In her studies, Crawford attempts to contextualize the potential advantages and disadvantages of A.I. and machine learning across fields such as history, politics, labor, the environment, and more. Crawford promotes ethical and considerate A.I. research and development. In her research, she looks at the potential negative consequences of new technologies, including discrimination, disruptions in the workplace and the supply chain, economic effects from automation, and privacy violations and rights reductions due to increasing surveillance.
Her wisdom has earned her several speaking engagements and positions as an advisor to U.N. and White House officials.
In 2017, Crawford established the A.I. Now Institute at New York Academic. It is the first university institute devoted to studying the societal effect of A.I. and the first A.I. institute headed and formed by women. The institute aims to alter how researchers understand A.I. by introducing non-technical perspectives such as history, society, and law.
Fei-Fei, Chinese-born Li, first came to the United States when he was 16.
Li spent his time between Princeton and the University of Illinois instructing engineering and computer, science students. Following that, she became a tenured professor at Stanford in 2009.
Presently, she is serving as co-director of Stanford's Human-Centered A.I. Institute.
Li's work in this area aims to enhance the capacity of artificial intelligence for picture recognition by combining cognitive and computational neuroscience with machine learning.

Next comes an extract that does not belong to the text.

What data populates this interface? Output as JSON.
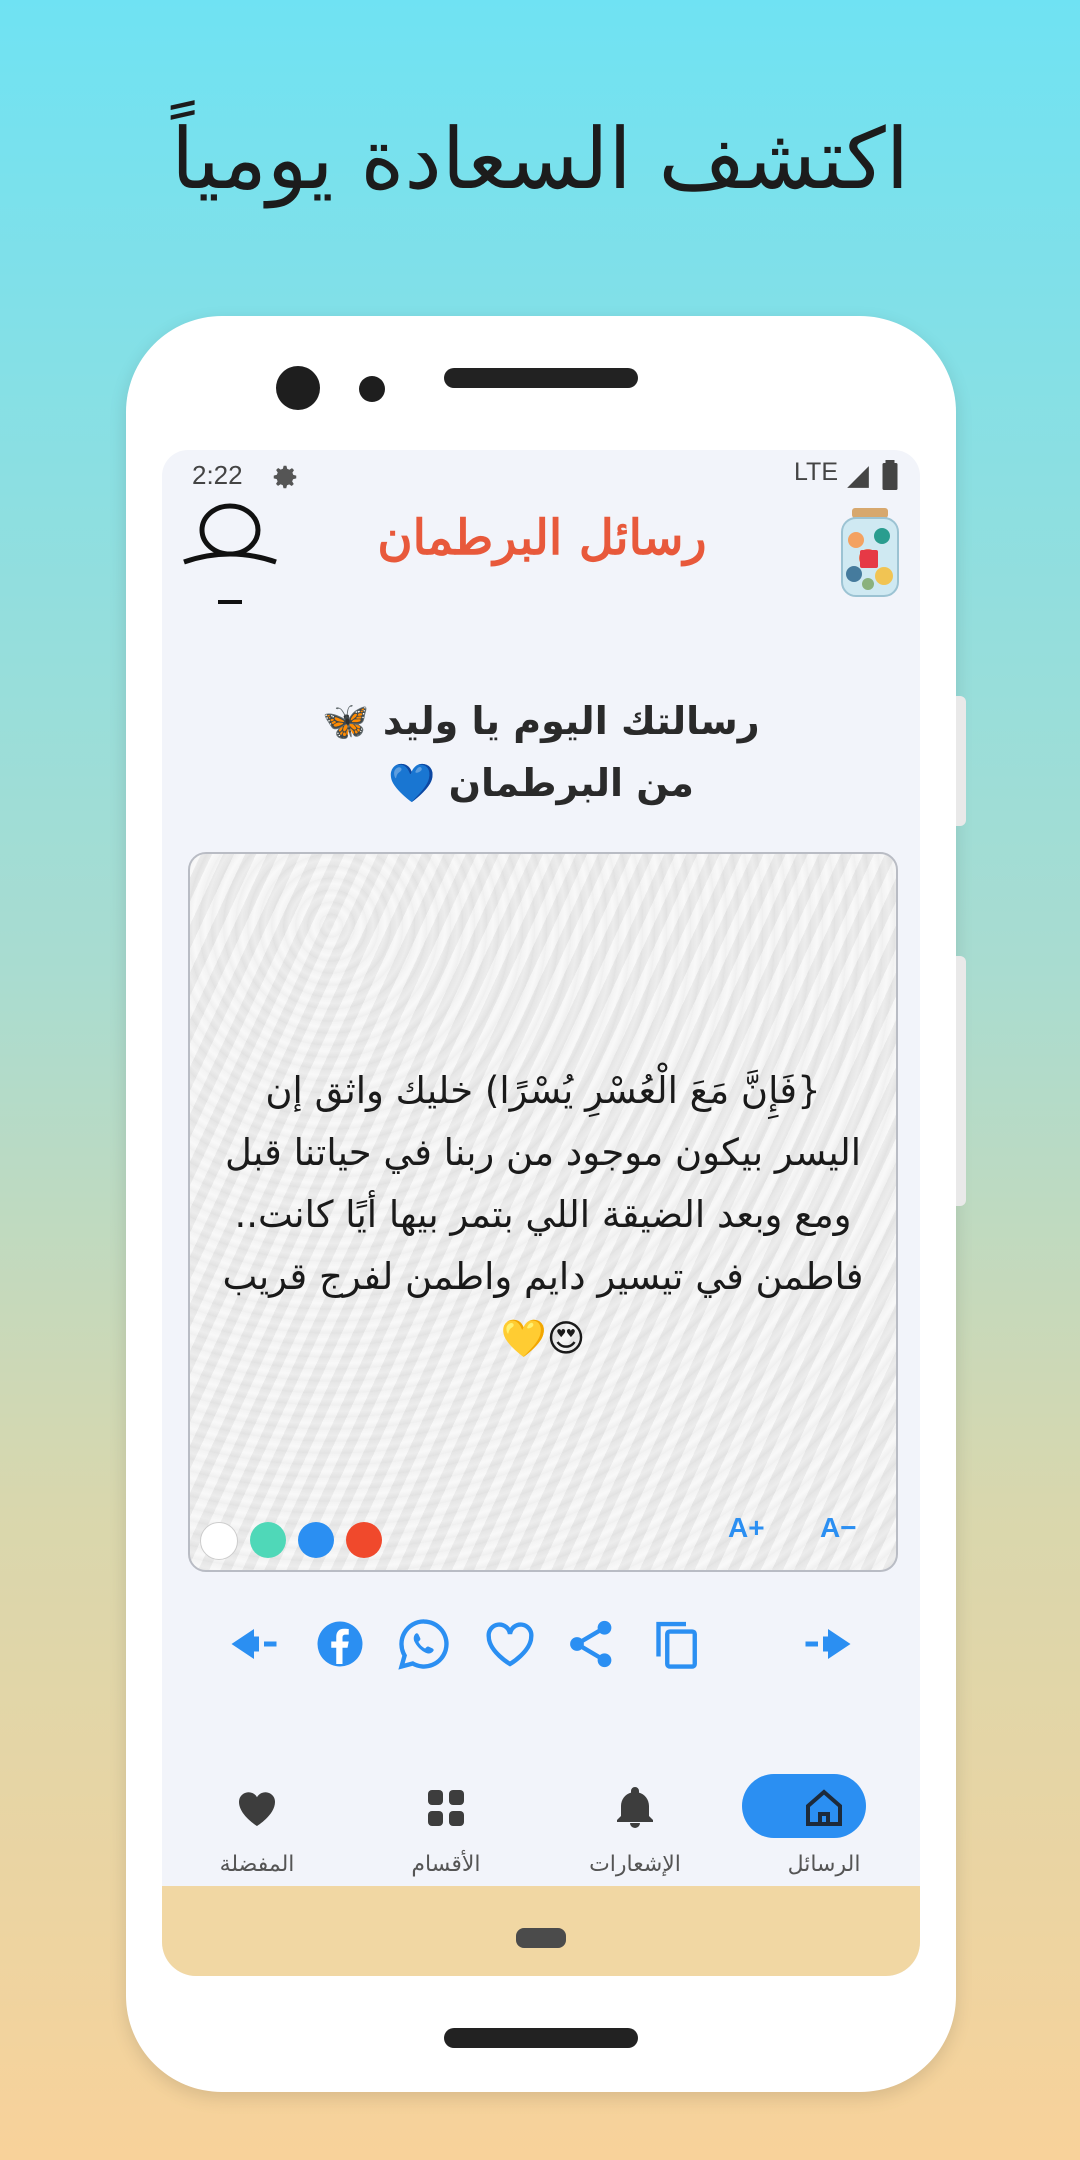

From January 2017 until September 2018, she worked as vice president of Google and head scientist of A.I. and machine learning at Google Cloud. During that time, she was on a sabbatical from Stanford to focus on her research.
In 2017, Li co-founded AI4ALL with Olga Russakovsky, a student in Li's Ph.D. program. Intending to expand representation from underrepresented groups in the A.I. industry, AI4ALL is a nonprofit organization that provides educational opportunities, recruitment, mentoring, and training to students from those groups. AI4ALL has collaborated with experts from institutions including Stanford and Carnegie Mellon, as well as groups like Black Girls Code and Girls Who Code. It currently runs summer camps in 16 different cities across the United States.

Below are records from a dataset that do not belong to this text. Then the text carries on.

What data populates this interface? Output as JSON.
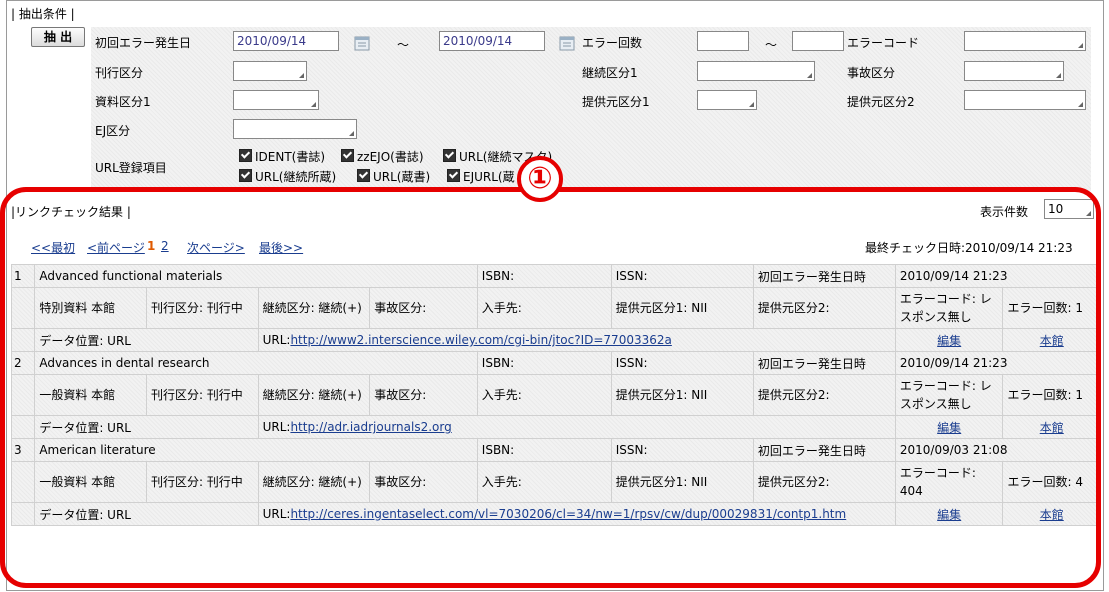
{
  "filters": {
    "section_title": "| 抽出条件 |",
    "extract_button": "抽 出",
    "first_error_label": "初回エラー発生日",
    "date_from": "2010/09/14",
    "date_to": "2010/09/14",
    "range_sep": "～",
    "error_count_label": "エラー回数",
    "error_count_from": "",
    "error_count_to": "",
    "error_code_label": "エラーコード",
    "kankou_label": "刊行区分",
    "keizoku_label": "継続区分1",
    "jiko_label": "事故区分",
    "shiryo_label": "資料区分1",
    "teikyo1_label": "提供元区分1",
    "teikyo2_label": "提供元区分2",
    "ej_label": "EJ区分",
    "url_items_label": "URL登録項目",
    "url_items": [
      "IDENT(書誌)",
      "zzEJO(書誌)",
      "URL(継続マスタ)",
      "URL(継続所蔵)",
      "URL(蔵書)",
      "EJURL(蔵"
    ]
  },
  "results": {
    "section_title": "|リンクチェック結果 |",
    "display_count_label": "表示件数",
    "display_count_value": "10",
    "last_check": "最終チェック日時:2010/09/14 21:23",
    "pager": {
      "first": "<<最初",
      "prev": "<前ページ",
      "pages": [
        "1",
        "2"
      ],
      "next": "次ページ>",
      "last": "最後>>"
    },
    "rows": [
      {
        "idx": "1",
        "title": "Advanced functional materials",
        "isbn": "ISBN:",
        "issn": "ISSN:",
        "first_error_label": "初回エラー発生日時",
        "first_error": "2010/09/14 21:23",
        "shiryo": "特別資料 本館",
        "kankou": "刊行区分: 刊行中",
        "keizoku": "継続区分: 継続(+)",
        "jiko": "事故区分:",
        "nyushu": "入手先:",
        "teikyo1": "提供元区分1: NII",
        "teikyo2": "提供元区分2:",
        "error_code": "エラーコード: レスポンス無し",
        "error_count": "エラー回数: 1",
        "data_pos": "データ位置: URL",
        "url_label": "URL:",
        "url": "http://www2.interscience.wiley.com/cgi-bin/jtoc?ID=77003362a",
        "edit": "編集",
        "honkan": "本館"
      },
      {
        "idx": "2",
        "title": "Advances in dental research",
        "isbn": "ISBN:",
        "issn": "ISSN:",
        "first_error_label": "初回エラー発生日時",
        "first_error": "2010/09/14 21:23",
        "shiryo": "一般資料 本館",
        "kankou": "刊行区分: 刊行中",
        "keizoku": "継続区分: 継続(+)",
        "jiko": "事故区分:",
        "nyushu": "入手先:",
        "teikyo1": "提供元区分1: NII",
        "teikyo2": "提供元区分2:",
        "error_code": "エラーコード: レスポンス無し",
        "error_count": "エラー回数: 1",
        "data_pos": "データ位置: URL",
        "url_label": "URL:",
        "url": "http://adr.iadrjournals2.org",
        "edit": "編集",
        "honkan": "本館"
      },
      {
        "idx": "3",
        "title": "American literature",
        "isbn": "ISBN:",
        "issn": "ISSN:",
        "first_error_label": "初回エラー発生日時",
        "first_error": "2010/09/03 21:08",
        "shiryo": "一般資料 本館",
        "kankou": "刊行区分: 刊行中",
        "keizoku": "継続区分: 継続(+)",
        "jiko": "事故区分:",
        "nyushu": "入手先:",
        "teikyo1": "提供元区分1: NII",
        "teikyo2": "提供元区分2:",
        "error_code": "エラーコード: 404",
        "error_count": "エラー回数: 4",
        "data_pos": "データ位置: URL",
        "url_label": "URL:",
        "url": "http://ceres.ingentaselect.com/vl=7030206/cl=34/nw=1/rpsv/cw/dup/00029831/contp1.htm",
        "edit": "編集",
        "honkan": "本館"
      }
    ]
  },
  "annotation": {
    "marker": "①",
    "color": "#e60000"
  }
}
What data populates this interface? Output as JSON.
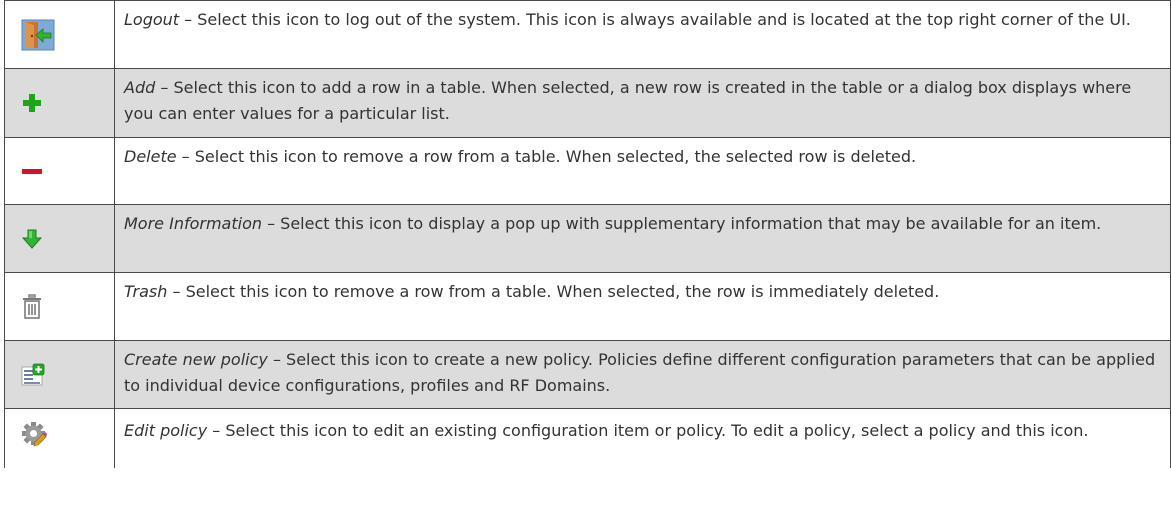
{
  "rows": [
    {
      "icon": "logout-icon",
      "term": "Logout",
      "desc": " – Select this icon to log out of the system. This icon is always available and is located at the top right corner of the UI."
    },
    {
      "icon": "add-icon",
      "term": "Add",
      "desc": " – Select this icon to add a row in a table. When selected, a new row is created in the table or a dialog box displays where you can enter values for a particular list."
    },
    {
      "icon": "delete-icon",
      "term": "Delete",
      "desc": " – Select this icon to remove a row from a table. When selected, the selected row is deleted."
    },
    {
      "icon": "more-information-icon",
      "term": "More Information",
      "desc": " – Select this icon to display a pop up with supplementary information that may be available for an item."
    },
    {
      "icon": "trash-icon",
      "term": "Trash",
      "desc": " – Select this icon to remove a row from a table. When selected, the row is immediately deleted."
    },
    {
      "icon": "create-new-policy-icon",
      "term": "Create new policy",
      "desc": " – Select this icon to create a new policy. Policies define different configuration parameters that can be applied to individual device configurations, profiles and RF Domains."
    },
    {
      "icon": "edit-policy-icon",
      "term": "Edit policy",
      "desc": " – Select this icon to edit an existing configuration item or policy. To edit a policy, select a policy and this icon."
    }
  ],
  "colors": {
    "shaded_row": "#dcdcdc",
    "border": "#4a4a4a",
    "text": "#333333",
    "add_green": "#1aa51a",
    "delete_red": "#d0142a"
  }
}
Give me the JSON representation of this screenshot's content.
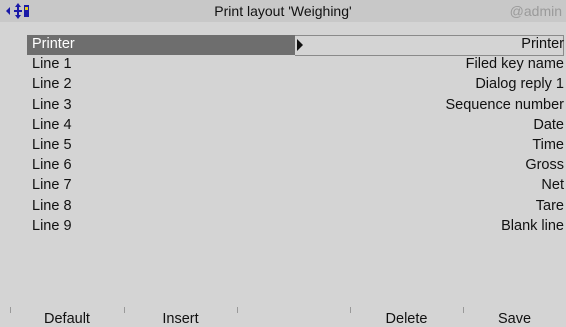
{
  "header": {
    "title": "Print layout 'Weighing'",
    "user": "@admin",
    "nav_icon": "navigate-icon"
  },
  "rows": [
    {
      "label": "Printer",
      "value": "Printer",
      "selected": true
    },
    {
      "label": "Line 1",
      "value": "Filed key name"
    },
    {
      "label": "Line 2",
      "value": "Dialog reply 1"
    },
    {
      "label": "Line 3",
      "value": "Sequence number"
    },
    {
      "label": "Line 4",
      "value": "Date"
    },
    {
      "label": "Line 5",
      "value": "Time"
    },
    {
      "label": "Line 6",
      "value": "Gross"
    },
    {
      "label": "Line 7",
      "value": "Net"
    },
    {
      "label": "Line 8",
      "value": "Tare"
    },
    {
      "label": "Line 9",
      "value": "Blank line"
    }
  ],
  "softkeys": {
    "f1": "Default",
    "f2": "Insert",
    "f3": "",
    "f4": "Delete",
    "f5": "Save"
  }
}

Ellen Pao's mother is a computer engineer at the University of Pennsylvania, and she taught her daughter how to code when she was ten years old. Pao attended Princeton University, earning a BSEE in electrical engineering and a diploma in public administration. In addition to her MBA, she has a J.D. from Harvard Law School.
Pao joined Kleiner Perkins Caufield & Byers, a San Francisco venture capital firm, after working for several Silicon Valley startups, including WebTV and BEA Systems. She filed a lawsuit against the organization, claiming that she had been the victim of discrimination because of her gender.
By 2014, he had been promoted to temporary CEO. Pao, an activist for women's rights and the transformation of corporate culture, has banned "revenge porn" and unauthorized nude photographs from the website Reddit. Many competing social media sites quickly followed suit.
Pao later left Reddit to create Project Include with other tech sector women. The organization aims to combat prejudice against women in the I.T. industry by fostering a more welcoming and diverse work environment.